Two back-to-back exhibitions at Zainul Gallery, Faculty of Fine Art, Dhaka University, showcasing works of two young Japanese artists provided an opportunity to glimpse at the recent reductionist tendency in the Far Eastern art. By being deliberately out of sync with the world they inhabit, these two artists processed sense-data in their own personal manners to arrive at conjunctions where their visions were emptied of all recognizable elements. However, both artists seem to be unwilling to sever the tie entirely with the real world, which they represent in mutated forms and traces to express a visual language which consequently remains faithful to the Twentieth century abstraction while vaguely recalling Zen Buddhist art practices of the past.
The two artists – Junko Okamoto (born 1970) and Minami Ogura (born 1984), are two essentialists in their own rights. For Junko it was her very first incursion into the Dhaka art scene which occasioned her fourth solo following three consecutive one-person shows in Japan where she is represented by Tokyo's Chuwa Gallery. Reflective of an ordered mind, Minami's work too expresses the Japanese temperament that reconsiders and, to an extent, attempts to revive, the tradition of disinterested seeing. These are artists of marked modernist valance, often operating from an alienated position vis-à-vis the highly mechanized society they are part of. Therefore, in their works the material conditions of their own society remain obscure while a certain tendency related to the spiritual-cultural patterns are brought to the fore.
G S Kabir, a Bangladeshi expatriate artist living in Japan since the late 1980s, conceived and executed both exhibitions where a transcultural frame becomes visible, though the curatorial effort seems to be based on too feeble a concept to have taken into consideration the historical relationship between Japanese people and the Bangla speaking populace. In fact the very criterion through which these works were brought into the public domain evidences arbitrariness on the part of the curator.
Historically, the tie between Japan and Bangladesh, or undivided Bengal to be precise, goes back a long way. It was Rabindranath Tagore who first idolized Japanese art and established a link that resulted in the cultural exchanges between the two nations during the first half of the Twentieth century impacting the art scene of Calcutta, (now, Kolkata).
At a certain point in his life, when Tagore was desperately looking for alternatives to Western aesthetic ethos, he implored the practising artists of Bengal to look towards the East and be aware of the possibilities of Japanese technique 'to educate oneself, not to indulge in mimicry,' to quote verbatim the poet who turned to painting at the end part of his life. The friendship between Tagore and Japanese nationalist and cultural commentator Okakura Kakuzo had some actual bearing on the level of artistic practice in the then undivided Bengal. All and sundry from Abanindranath Tagore to Gaganedranath Tagore, irrespective of their allegiance to the indigenist modernist dictum that was then in vogue, began to apply the wash technique integral to Japanese and Chinese ways of representation.

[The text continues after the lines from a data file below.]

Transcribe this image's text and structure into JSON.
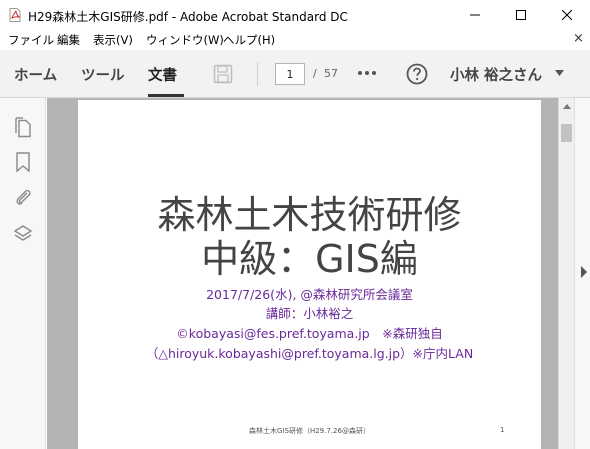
{
  "window": {
    "title": "H29森林土木GIS研修.pdf - Adobe Acrobat Standard DC",
    "minimize_icon": "minimize-icon",
    "maximize_icon": "maximize-icon",
    "close_icon": "close-icon"
  },
  "menu": {
    "items": [
      "ファイル",
      "編集",
      "表示(V)",
      "ウィンドウ(W)",
      "ヘルプ(H)"
    ],
    "close_glyph": "×"
  },
  "toolbar": {
    "tabs": [
      "ホーム",
      "ツール",
      "文書"
    ],
    "active_tab": "文書",
    "page_current": "1",
    "page_separator": "/",
    "page_total": "57",
    "user_name": "小林 裕之さん"
  },
  "slide": {
    "title_line1": "森林土木技術研修",
    "title_line2": "中級：GIS編",
    "lines": [
      "2017/7/26(水), @森林研究所会議室",
      "講師：小林裕之",
      "©kobayasi@fes.pref.toyama.jp　※森研独自",
      "（△hiroyuk.kobayashi@pref.toyama.lg.jp）※庁内LAN"
    ],
    "footer": "森林土木GIS研修（H29.7.26@森研）",
    "page_number": "1"
  },
  "colors": {
    "accent_text": "#6a2a9a",
    "pdf_icon": "#d4232b",
    "doc_background": "#b4b4b4"
  }
}
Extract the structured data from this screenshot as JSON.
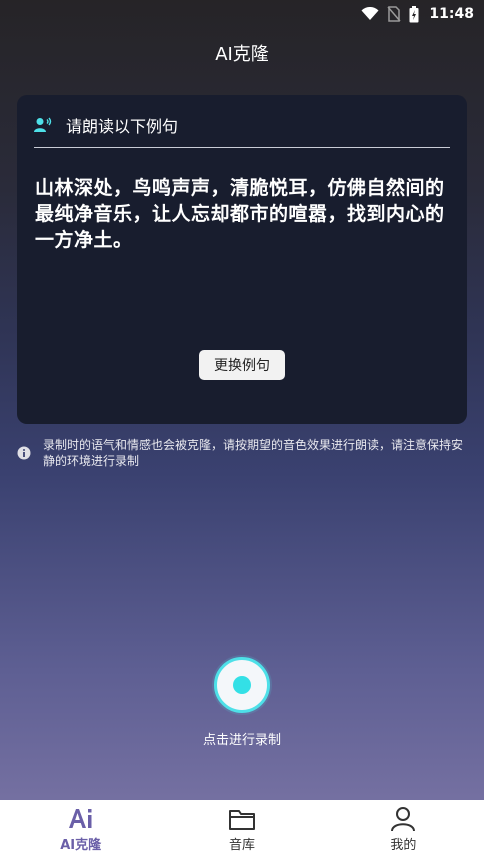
{
  "status_bar": {
    "time": "11:48"
  },
  "header": {
    "title": "AI克隆"
  },
  "card": {
    "heading": "请朗读以下例句",
    "sample_text": "山林深处，鸟鸣声声，清脆悦耳，仿佛自然间的最纯净音乐，让人忘却都市的喧嚣，找到内心的一方净土。",
    "change_button": "更换例句"
  },
  "tip": {
    "text": "录制时的语气和情感也会被克隆，请按期望的音色效果进行朗读，请注意保持安静的环境进行录制"
  },
  "record": {
    "label": "点击进行录制"
  },
  "tabs": [
    {
      "label": "AI克隆",
      "icon": "ai-icon",
      "active": true
    },
    {
      "label": "音库",
      "icon": "folder-icon",
      "active": false
    },
    {
      "label": "我的",
      "icon": "person-icon",
      "active": false
    }
  ],
  "colors": {
    "accent": "#4ee0e8",
    "tab_active": "#6a5fa8",
    "card_bg": "#181d2e"
  }
}
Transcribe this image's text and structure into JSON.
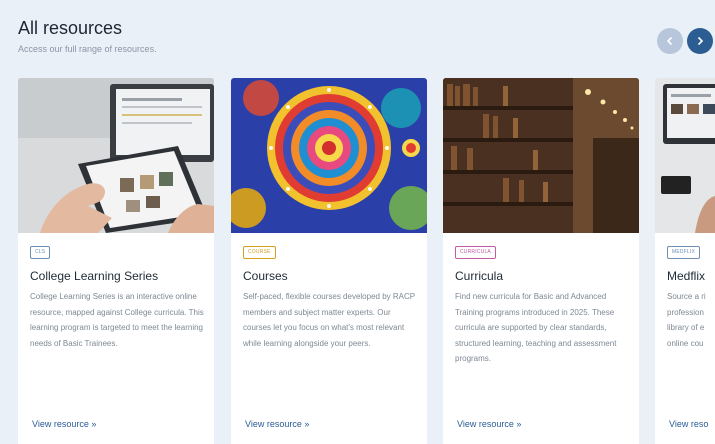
{
  "section": {
    "title": "All resources",
    "subtitle": "Access our full range of resources."
  },
  "nav": {
    "prev_icon": "chevron-left-icon",
    "next_icon": "chevron-right-icon"
  },
  "cards": [
    {
      "badge": "CLS",
      "badge_color": "#6f8fb5",
      "title": "College Learning Series",
      "description": "College Learning Series is an interactive online resource, mapped against College curricula. This learning program is targeted to meet the learning needs of Basic Trainees.",
      "link": "View resource »"
    },
    {
      "badge": "COURSE",
      "badge_color": "#d4a11e",
      "title": "Courses",
      "description": "Self-paced, flexible courses developed by RACP members and subject matter experts. Our courses let you focus on what's most relevant while learning alongside your peers.",
      "link": "View resource »"
    },
    {
      "badge": "CURRICULA",
      "badge_color": "#c25aa6",
      "title": "Curricula",
      "description": "Find new curricula for Basic and Advanced Training programs introduced in 2025. These curricula are supported by clear standards, structured learning, teaching and assessment programs.",
      "link": "View resource »"
    },
    {
      "badge": "MEDFLIX",
      "badge_color": "#6f8fb5",
      "title": "Medflix",
      "description": "Source a ri profession library of e online cou",
      "link": "View reso"
    }
  ]
}
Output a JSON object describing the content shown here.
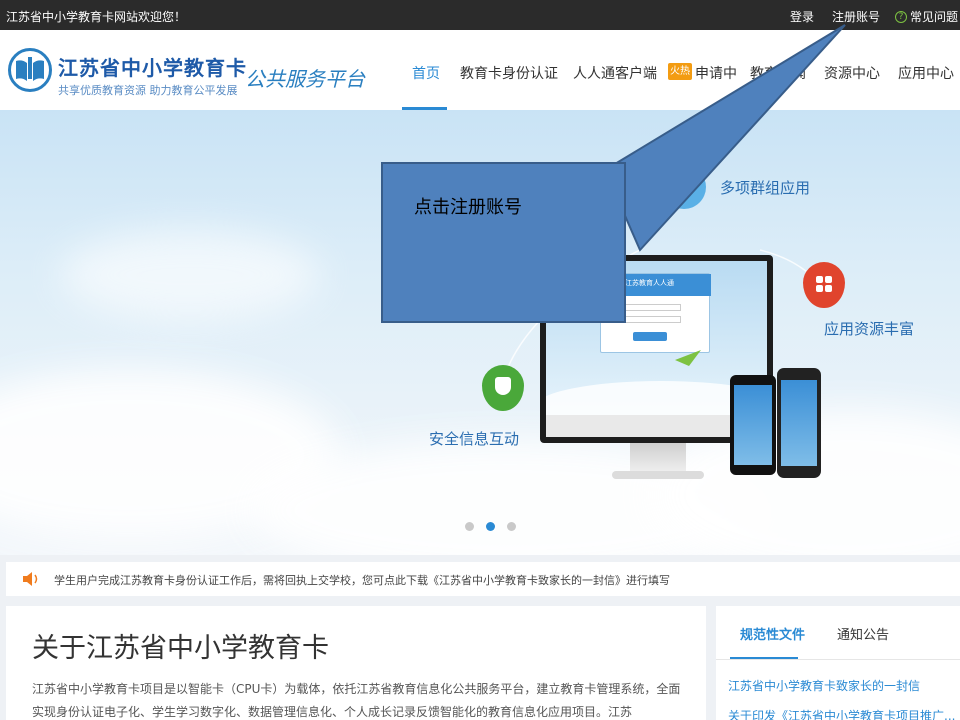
{
  "topbar": {
    "welcome": "江苏省中小学教育卡网站欢迎您！",
    "login": "登录",
    "register": "注册账号",
    "faq": "常见问题"
  },
  "header": {
    "title": "江苏省中小学教育卡",
    "subtitle": "共享优质教育资源  助力教育公平发展",
    "slogan": "公共服务平台"
  },
  "nav": {
    "home": "首页",
    "auth": "教育卡身份认证",
    "client": "人人通客户端",
    "hot_tag": "火热",
    "apply": "申请中",
    "news": "教育新闻",
    "resources": "资源中心",
    "apps": "应用中心"
  },
  "banner": {
    "label_group": "多项群组应用",
    "label_resources": "应用资源丰富",
    "label_security": "安全信息互动",
    "screen_title": "江苏教育人人通",
    "active_slide": 2,
    "slide_count": 3
  },
  "callout": {
    "text": "点击注册账号"
  },
  "notice": {
    "text": "学生用户完成江苏教育卡身份认证工作后，需将回执上交学校，您可点此下载《江苏省中小学教育卡致家长的一封信》进行填写"
  },
  "about": {
    "title": "关于江苏省中小学教育卡",
    "body": "江苏省中小学教育卡项目是以智能卡（CPU卡）为载体，依托江苏省教育信息化公共服务平台，建立教育卡管理系统，全面实现身份认证电子化、学生学习数字化、数据管理信息化、个人成长记录反馈智能化的教育信息化应用项目。江苏"
  },
  "side": {
    "tab_rules": "规范性文件",
    "tab_notice": "通知公告",
    "link1": "江苏省中小学教育卡致家长的一封信",
    "link2": "关于印发《江苏省中小学教育卡项目推广..."
  },
  "colors": {
    "accent": "#2a8ad4",
    "callout": "#4f81bd",
    "topbar": "#2b2b2b"
  }
}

At present, at the behest of Kabir, there are regular exchange programmes that see Japanese artists showing works in Dhaka and Bangladeshi artists in Japan. Though there have been numerous shows, including solo and group exhibitions where artists of both countries represented their own cultural brio, the reach of the dialogues issued forth seems uninformed by the new aesthetic developments in both countries.
Translation: DEPART DESK